Goldstein's reporting method was, in addition to providing a comprehensive overview of events, to tell the town's story through the eyes of several families, people she clearly got to know well. In so doing, Goldstein was able to paint detailed portraits of the day to day lives and struggles of the people of Janesville during these extremely difficult years. She also chronicles, although not in great detail, the ways in which these events gradually created "two Janesvilles," as the interests of the still thriving upper class and the increasingly desperate middle and lower classes began to diverge more and more dramatically.

I feel strongly that this book is an extremely valuable resource for understanding the economic and cultural issues besetting so much of American society today.

41cmbohn
Redigerat: jun 26, 2020, 12:03am

I'm trying to get through The Panda's Thumb by Stephen Jay Gould. It's tough because of the style, but also because I know much of the info is out of date.

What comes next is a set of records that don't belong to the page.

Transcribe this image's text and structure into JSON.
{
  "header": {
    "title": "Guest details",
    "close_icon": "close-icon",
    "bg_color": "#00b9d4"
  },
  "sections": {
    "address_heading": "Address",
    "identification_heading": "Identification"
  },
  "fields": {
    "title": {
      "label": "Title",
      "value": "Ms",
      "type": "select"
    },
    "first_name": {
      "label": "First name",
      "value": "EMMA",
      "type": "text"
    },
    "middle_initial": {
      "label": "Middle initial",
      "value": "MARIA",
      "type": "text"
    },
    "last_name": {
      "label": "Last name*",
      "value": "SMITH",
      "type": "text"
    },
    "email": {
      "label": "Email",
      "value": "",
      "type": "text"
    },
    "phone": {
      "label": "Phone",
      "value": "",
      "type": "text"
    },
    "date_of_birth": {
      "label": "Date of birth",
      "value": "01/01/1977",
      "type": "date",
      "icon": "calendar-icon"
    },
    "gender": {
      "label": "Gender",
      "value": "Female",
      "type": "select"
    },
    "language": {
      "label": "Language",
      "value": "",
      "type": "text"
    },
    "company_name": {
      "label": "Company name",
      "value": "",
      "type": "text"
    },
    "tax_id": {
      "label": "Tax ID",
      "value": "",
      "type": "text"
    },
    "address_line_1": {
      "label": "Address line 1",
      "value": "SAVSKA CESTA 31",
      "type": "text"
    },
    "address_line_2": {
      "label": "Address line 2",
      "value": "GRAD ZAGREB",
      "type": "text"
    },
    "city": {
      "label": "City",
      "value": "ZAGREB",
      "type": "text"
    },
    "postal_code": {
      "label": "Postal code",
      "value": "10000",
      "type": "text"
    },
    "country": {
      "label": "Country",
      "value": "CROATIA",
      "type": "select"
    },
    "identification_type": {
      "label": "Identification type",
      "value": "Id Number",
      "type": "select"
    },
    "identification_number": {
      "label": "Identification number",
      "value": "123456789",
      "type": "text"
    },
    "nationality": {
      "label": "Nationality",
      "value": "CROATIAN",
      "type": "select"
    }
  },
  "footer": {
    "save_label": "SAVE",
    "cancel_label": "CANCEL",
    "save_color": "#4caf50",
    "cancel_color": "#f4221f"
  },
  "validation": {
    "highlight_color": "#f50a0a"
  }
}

42AnnieMod
Redigerat: jun 26, 2020, 2:56am

Working my way through After the Ice: A Global Human History 20,000-5000 BC which is more entertaining than the title would make you think (and yes, as with any prehistory book, flakes, points and arrow heads are everywhere. :) )

43mnleona
jun 26, 2020, 8:29am

>31 genesisdiem: I loved her movies.

44genesisdiem
jun 26, 2020, 9:26am

>43 mnleona: I've been re-watching the TCM dvd collection. The book has a great photo section and so far reads like most Hollywood memoirs, in that not-so-great childhood, treated poorly by directors, hit on by older co-stars... but she seems well-adjusted regardless. Only halfway through.

The only thing I really learned was just how much she really just took over from Kellerman instead of being an original. But EW was supposed to have been the better actress. She also seems business smart to want to branch out so she had a safety net when the screen time career was over. I'm interested enough to finish.

It's an easy, fluffy read.

45Meredy
jun 26, 2020, 2:15pm

Surviving Autocracy, by Masha Gessen (2020).
White Fragility, by Robin Di Angelo (2018).
The Rise and Fall of the Third Reich, by William L. Shirer (1960).
Yes, concurrently.

I think I need a nice cozy mystery.

46JulieLill
jun 27, 2020, 2:39pm

Your Movie Sucks
Roger Ebert
3.5/5 stars
Ebert reviews some of his most hated films with humor and disdain. I laughed through a majority of the remarks and it made me miss him and his reviews. Not for everyone but if you are a film buff you might enjoy it!